Centre Ready To Talk To Farmers But Not On Repeal Of Farm Laws: Minister
Agriculture Minister Narendra Singh Tomar said most of the farmers are in support of the bills.
Union Agriculture Minister Narendra Singh Tomar today said that the three central agriculture laws would bring revolutionary changes in the lives of farmers, and made it clear that the government was ready to hold talks with the protesting cultivators, except on the demand of the repeal of these laws.
He also claimed that most parts of the country, most of the unions as well as farmers support these laws.
His statement comes a day after BJP workers and anti-farm law protesters clashed in Ghazipur on the Delhi-Uttar Pradesh border, in which some people from both sides suffered injuries.

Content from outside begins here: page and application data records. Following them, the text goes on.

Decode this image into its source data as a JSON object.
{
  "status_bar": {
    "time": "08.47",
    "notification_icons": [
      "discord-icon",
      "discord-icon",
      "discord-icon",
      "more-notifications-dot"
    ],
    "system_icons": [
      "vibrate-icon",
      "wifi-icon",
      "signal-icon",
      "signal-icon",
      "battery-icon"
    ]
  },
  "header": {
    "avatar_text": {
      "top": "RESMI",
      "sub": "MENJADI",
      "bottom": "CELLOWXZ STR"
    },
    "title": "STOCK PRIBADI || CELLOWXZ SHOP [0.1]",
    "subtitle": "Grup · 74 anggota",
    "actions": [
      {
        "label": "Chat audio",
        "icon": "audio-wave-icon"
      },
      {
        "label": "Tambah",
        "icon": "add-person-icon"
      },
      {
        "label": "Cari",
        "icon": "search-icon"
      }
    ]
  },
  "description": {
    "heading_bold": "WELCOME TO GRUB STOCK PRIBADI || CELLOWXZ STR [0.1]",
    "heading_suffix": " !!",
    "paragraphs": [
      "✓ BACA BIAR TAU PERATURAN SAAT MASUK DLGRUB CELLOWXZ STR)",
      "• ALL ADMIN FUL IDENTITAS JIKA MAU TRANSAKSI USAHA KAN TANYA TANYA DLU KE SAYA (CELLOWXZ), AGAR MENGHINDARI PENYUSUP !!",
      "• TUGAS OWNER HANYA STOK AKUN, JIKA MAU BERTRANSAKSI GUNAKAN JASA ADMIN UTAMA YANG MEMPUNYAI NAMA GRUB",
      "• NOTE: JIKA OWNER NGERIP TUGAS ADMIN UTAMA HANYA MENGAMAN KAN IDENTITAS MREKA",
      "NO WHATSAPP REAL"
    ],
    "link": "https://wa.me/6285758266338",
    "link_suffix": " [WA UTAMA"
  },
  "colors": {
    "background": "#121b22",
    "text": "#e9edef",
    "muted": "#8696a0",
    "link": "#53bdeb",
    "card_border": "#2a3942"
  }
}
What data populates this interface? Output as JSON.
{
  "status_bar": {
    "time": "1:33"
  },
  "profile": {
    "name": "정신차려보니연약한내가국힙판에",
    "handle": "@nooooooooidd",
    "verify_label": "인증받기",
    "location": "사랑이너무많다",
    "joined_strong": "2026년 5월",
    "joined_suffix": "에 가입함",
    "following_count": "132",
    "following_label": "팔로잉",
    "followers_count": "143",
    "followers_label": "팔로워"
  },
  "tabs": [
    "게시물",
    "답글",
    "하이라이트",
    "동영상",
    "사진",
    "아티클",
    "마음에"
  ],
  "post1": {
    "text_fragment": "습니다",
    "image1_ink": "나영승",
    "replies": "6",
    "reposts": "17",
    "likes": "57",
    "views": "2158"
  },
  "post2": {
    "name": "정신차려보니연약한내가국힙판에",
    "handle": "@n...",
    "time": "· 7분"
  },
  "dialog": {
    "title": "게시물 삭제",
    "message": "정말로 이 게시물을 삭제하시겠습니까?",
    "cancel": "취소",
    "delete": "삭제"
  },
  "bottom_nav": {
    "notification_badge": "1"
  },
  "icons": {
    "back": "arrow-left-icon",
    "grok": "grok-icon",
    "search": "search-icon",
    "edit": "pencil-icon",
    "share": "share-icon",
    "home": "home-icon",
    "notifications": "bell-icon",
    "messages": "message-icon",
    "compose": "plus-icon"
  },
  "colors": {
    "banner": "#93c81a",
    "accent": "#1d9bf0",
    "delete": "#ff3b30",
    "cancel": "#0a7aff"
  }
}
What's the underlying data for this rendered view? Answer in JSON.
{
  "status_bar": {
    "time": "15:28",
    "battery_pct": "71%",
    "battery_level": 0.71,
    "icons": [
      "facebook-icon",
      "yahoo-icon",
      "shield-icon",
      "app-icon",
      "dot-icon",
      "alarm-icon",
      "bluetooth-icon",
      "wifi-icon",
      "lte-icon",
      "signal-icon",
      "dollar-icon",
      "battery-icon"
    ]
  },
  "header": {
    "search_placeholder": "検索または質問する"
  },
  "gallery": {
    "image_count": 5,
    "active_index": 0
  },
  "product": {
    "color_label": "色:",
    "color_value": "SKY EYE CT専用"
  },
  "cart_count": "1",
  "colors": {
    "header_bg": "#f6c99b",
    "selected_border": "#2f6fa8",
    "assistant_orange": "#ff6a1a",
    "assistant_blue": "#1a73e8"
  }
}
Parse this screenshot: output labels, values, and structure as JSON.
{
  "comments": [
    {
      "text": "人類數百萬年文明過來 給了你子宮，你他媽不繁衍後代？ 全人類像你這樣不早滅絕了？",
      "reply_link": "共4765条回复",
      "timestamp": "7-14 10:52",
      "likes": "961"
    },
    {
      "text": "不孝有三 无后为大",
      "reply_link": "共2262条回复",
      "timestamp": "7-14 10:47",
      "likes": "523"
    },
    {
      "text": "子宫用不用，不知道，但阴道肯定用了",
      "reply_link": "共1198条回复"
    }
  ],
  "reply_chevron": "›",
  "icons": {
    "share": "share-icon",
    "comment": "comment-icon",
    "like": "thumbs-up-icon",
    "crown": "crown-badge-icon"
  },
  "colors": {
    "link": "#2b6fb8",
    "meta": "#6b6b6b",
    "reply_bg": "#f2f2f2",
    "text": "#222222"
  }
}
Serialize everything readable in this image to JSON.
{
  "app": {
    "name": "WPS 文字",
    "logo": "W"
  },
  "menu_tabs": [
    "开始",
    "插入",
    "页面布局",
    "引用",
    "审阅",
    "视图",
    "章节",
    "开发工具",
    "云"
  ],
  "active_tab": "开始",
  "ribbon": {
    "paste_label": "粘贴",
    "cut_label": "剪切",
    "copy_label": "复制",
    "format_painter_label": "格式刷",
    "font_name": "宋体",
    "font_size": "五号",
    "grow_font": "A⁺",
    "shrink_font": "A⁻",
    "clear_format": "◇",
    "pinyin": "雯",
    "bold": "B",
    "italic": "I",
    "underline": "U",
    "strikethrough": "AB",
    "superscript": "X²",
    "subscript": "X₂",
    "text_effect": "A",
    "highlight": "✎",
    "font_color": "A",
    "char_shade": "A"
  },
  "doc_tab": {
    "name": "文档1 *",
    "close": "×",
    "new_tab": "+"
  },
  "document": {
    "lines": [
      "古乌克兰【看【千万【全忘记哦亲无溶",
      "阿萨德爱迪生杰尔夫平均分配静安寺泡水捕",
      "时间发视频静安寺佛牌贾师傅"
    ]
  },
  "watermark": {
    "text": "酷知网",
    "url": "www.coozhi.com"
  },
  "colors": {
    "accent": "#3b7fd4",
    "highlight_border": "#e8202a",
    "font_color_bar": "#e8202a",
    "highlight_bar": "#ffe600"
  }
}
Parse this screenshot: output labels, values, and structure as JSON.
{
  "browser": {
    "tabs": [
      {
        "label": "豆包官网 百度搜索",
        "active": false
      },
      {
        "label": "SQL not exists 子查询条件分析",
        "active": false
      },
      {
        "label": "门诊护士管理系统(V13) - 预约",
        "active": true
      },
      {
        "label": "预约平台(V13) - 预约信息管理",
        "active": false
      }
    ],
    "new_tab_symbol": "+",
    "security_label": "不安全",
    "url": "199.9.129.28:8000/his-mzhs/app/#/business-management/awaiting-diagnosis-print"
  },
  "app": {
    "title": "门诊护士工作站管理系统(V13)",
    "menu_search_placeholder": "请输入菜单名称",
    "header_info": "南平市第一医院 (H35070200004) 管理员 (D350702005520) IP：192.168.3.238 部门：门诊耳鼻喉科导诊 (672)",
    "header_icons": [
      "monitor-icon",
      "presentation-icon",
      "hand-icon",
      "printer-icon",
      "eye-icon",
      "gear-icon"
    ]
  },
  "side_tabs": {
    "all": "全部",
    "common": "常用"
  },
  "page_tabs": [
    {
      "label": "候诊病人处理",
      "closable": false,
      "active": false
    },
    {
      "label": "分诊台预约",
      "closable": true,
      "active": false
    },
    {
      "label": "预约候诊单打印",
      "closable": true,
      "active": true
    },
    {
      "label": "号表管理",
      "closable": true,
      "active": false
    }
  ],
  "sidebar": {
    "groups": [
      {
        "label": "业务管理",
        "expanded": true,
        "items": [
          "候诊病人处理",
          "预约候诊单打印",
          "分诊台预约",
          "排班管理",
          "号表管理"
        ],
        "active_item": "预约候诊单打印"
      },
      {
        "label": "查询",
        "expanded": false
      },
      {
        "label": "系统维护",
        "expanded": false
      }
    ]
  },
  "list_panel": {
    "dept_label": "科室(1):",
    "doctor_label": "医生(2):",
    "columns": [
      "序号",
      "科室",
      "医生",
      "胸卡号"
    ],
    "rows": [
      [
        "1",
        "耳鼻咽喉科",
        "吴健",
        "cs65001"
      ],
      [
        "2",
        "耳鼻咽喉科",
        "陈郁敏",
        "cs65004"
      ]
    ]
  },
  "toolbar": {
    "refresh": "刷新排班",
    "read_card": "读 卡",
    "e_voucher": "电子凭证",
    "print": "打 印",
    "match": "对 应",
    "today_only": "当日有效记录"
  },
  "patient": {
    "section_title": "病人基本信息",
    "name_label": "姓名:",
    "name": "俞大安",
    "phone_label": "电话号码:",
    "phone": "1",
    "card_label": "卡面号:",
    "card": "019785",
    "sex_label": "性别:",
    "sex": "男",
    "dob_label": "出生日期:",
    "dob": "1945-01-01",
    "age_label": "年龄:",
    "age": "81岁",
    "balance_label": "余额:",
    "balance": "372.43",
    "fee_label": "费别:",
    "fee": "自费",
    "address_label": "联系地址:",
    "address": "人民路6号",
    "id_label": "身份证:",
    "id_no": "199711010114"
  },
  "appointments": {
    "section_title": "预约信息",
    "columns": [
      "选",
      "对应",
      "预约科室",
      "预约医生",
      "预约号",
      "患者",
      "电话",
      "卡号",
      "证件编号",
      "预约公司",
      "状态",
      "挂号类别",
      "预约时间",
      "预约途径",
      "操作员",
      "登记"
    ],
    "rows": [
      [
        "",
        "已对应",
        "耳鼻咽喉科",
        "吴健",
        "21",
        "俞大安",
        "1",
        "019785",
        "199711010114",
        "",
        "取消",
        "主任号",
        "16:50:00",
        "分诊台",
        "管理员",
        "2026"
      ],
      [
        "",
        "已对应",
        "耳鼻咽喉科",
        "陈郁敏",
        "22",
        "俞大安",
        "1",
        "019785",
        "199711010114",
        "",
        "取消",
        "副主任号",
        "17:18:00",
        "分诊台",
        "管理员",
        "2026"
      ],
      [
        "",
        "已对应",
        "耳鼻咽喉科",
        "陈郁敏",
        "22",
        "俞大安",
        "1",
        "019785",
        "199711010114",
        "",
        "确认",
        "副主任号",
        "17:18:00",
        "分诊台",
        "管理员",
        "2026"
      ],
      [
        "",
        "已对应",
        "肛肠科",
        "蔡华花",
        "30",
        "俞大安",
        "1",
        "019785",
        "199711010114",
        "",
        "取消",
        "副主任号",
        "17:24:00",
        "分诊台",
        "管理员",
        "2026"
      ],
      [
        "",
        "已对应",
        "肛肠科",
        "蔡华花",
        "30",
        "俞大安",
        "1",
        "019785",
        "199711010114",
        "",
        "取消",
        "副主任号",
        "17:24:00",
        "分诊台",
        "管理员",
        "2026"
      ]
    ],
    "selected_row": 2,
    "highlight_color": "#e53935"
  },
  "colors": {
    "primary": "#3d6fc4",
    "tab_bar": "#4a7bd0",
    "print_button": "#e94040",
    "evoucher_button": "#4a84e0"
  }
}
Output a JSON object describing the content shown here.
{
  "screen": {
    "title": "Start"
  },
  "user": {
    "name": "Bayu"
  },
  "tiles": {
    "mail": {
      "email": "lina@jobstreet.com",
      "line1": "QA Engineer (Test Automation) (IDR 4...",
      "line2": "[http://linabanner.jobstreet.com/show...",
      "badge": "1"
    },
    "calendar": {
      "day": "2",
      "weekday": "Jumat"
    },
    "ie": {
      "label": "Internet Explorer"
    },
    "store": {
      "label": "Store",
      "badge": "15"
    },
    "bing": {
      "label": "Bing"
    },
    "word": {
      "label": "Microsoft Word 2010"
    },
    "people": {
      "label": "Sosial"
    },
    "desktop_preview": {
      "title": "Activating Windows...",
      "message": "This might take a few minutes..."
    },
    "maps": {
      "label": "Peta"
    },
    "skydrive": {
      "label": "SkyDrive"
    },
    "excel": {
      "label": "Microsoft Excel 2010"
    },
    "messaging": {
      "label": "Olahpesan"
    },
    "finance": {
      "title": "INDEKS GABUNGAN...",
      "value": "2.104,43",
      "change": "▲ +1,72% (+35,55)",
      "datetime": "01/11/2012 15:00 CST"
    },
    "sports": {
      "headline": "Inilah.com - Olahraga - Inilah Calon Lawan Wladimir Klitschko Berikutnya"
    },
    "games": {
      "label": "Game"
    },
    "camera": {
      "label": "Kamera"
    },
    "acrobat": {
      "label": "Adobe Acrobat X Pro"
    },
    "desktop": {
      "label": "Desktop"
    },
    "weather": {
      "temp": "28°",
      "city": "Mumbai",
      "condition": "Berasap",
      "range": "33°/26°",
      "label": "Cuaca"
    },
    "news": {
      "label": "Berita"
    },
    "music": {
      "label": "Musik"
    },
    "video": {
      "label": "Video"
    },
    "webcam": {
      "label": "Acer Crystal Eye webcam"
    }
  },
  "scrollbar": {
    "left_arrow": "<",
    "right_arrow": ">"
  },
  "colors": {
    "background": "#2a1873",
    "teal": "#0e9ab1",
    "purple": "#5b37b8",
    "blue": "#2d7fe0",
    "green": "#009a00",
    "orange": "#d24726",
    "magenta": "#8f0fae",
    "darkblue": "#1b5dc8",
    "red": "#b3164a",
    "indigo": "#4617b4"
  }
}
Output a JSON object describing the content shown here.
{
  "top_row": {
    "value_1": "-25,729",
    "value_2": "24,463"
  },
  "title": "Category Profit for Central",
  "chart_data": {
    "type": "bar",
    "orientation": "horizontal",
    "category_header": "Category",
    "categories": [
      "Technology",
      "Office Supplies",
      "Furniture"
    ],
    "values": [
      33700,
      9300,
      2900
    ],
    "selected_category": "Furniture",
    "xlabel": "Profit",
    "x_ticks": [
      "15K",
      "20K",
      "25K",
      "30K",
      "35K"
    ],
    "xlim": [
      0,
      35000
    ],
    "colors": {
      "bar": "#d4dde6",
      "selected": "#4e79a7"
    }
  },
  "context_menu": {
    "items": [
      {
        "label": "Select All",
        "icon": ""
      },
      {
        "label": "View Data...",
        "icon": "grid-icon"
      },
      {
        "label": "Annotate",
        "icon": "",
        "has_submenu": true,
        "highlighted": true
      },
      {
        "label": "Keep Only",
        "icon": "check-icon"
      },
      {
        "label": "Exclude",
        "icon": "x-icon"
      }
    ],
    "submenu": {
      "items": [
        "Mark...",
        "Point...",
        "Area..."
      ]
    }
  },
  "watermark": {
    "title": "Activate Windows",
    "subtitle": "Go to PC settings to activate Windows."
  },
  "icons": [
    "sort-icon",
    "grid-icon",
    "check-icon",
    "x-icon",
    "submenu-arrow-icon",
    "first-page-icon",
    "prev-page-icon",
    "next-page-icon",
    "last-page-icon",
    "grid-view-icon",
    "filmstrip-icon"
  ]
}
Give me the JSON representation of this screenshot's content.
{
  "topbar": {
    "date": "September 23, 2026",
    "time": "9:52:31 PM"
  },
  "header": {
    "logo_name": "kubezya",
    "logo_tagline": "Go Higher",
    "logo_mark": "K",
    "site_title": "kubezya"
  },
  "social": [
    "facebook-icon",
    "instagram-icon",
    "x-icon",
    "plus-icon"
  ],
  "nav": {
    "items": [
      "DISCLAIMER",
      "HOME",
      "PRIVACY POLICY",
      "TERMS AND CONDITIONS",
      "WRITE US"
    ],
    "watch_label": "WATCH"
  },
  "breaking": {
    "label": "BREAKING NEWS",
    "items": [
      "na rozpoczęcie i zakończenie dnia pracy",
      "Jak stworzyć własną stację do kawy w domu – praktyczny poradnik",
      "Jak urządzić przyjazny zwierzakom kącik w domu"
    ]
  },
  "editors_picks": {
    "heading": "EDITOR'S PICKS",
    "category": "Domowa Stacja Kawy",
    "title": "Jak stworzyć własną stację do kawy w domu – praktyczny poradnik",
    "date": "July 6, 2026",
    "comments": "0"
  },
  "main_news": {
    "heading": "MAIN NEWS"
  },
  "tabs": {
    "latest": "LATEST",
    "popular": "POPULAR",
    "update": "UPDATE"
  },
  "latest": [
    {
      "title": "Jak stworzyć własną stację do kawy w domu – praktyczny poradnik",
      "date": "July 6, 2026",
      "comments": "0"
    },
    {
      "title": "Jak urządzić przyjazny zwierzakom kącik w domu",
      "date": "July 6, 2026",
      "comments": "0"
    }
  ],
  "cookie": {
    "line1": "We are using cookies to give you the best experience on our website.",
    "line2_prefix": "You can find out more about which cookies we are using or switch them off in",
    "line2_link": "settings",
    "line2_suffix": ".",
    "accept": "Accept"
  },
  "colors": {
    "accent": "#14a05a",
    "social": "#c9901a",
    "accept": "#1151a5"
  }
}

"We have told the Kisan Union that we are ready to talk on any of their proposal, barring the repeal (of these laws)," Mr Tomar said after inaugurating a hostel at an agriculture university in Gwalior.
He was replying to question that the agitators were firm on their demand of repealing the three laws. "The farms laws are going to bring in revolutionary changes in the lives of farmers. They were brought in after a 30-year exercise by agriculture experts," he said.
The state government and the Centre had taken efforts in this direction, and as a result, these farm reforms bills came into existence under the leadership of Prime Minister Narenda Modi, he added.
"Most parts of the country, most of the unions, most of the farmers are in support of the bills. The government had held a series of talks with those opposing them," he said.
However, Mr Tomar did not respond to a question over an allegation that BJP workers reached the protest site carrying swords.
Farmers have been camping at Delhi's borders since November 2020 with their demands that the Farmers' Produce Trade and Commerce (Promotion and Facilitation) Act, 2020, Farmers'' (Empowerment and Protection) Agreement on Price Assurance and Farm Services Act, 2020 and the Essential Commodities (Amendment) Act, 2020 be rolled back and a new law made to guarantee minimum support price for crops.
(Except for the headline, this story has not been edited by staff and is published from a syndicated feed.)